» What to produce: Every entry below, from first to last, should be copied exactly.

Entries provided below:

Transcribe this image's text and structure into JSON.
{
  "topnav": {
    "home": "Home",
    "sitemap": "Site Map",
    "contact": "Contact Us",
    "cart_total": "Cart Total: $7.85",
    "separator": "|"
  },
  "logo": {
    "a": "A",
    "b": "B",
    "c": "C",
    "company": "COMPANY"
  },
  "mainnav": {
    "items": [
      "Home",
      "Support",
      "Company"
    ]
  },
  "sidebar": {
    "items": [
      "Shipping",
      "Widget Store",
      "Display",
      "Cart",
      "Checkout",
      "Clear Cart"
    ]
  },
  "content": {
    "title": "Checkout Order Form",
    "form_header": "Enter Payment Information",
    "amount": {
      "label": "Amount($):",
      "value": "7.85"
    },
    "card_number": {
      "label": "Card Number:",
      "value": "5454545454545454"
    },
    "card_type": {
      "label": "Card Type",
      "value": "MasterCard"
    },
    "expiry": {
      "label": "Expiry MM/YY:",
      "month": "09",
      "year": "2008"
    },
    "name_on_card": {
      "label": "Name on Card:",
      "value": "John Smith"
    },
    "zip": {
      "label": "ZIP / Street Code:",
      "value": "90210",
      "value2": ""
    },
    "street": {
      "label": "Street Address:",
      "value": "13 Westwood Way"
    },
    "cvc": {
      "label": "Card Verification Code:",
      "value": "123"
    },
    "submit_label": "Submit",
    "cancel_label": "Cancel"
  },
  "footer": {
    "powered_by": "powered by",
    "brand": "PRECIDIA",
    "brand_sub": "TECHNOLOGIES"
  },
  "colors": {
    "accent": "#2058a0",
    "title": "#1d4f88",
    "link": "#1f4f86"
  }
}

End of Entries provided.

» Result for this exercise:
Transcribe this image's text and structure into JSON.
{
  "topnav": {
    "home": "Home",
    "sitemap": "Site Map",
    "contact": "Contact Us",
    "cart_total": "Cart Total: $7.85",
    "separator": "|"
  },
  "logo": {
    "a": "A",
    "b": "B",
    "c": "C",
    "company": "COMPANY"
  },
  "mainnav": {
    "items": [
      "Home",
      "Support",
      "Company"
    ]
  },
  "sidebar": {
    "items": [
      "Shipping",
      "Widget Store",
      "Display",
      "Cart",
      "Checkout",
      "Clear Cart"
    ]
  },
  "content": {
    "title": "Checkout Order Form",
    "form_header": "Enter Payment Information",
    "amount": {
      "label": "Amount($):",
      "value": "7.85"
    },
    "card_number": {
      "label": "Card Number:",
      "value": "5454545454545454"
    },
    "card_type": {
      "label": "Card Type",
      "value": "MasterCard"
    },
    "expiry": {
      "label": "Expiry MM/YY:",
      "month": "09",
      "year": "2008"
    },
    "name_on_card": {
      "label": "Name on Card:",
      "value": "John Smith"
    },
    "zip": {
      "label": "ZIP / Street Code:",
      "value": "90210",
      "value2": ""
    },
    "street": {
      "label": "Street Address:",
      "value": "13 Westwood Way"
    },
    "cvc": {
      "label": "Card Verification Code:",
      "value": "123"
    },
    "submit_label": "Submit",
    "cancel_label": "Cancel"
  },
  "footer": {
    "powered_by": "powered by",
    "brand": "PRECIDIA",
    "brand_sub": "TECHNOLOGIES"
  },
  "colors": {
    "accent": "#2058a0",
    "title": "#1d4f88",
    "link": "#1f4f86"
  }
}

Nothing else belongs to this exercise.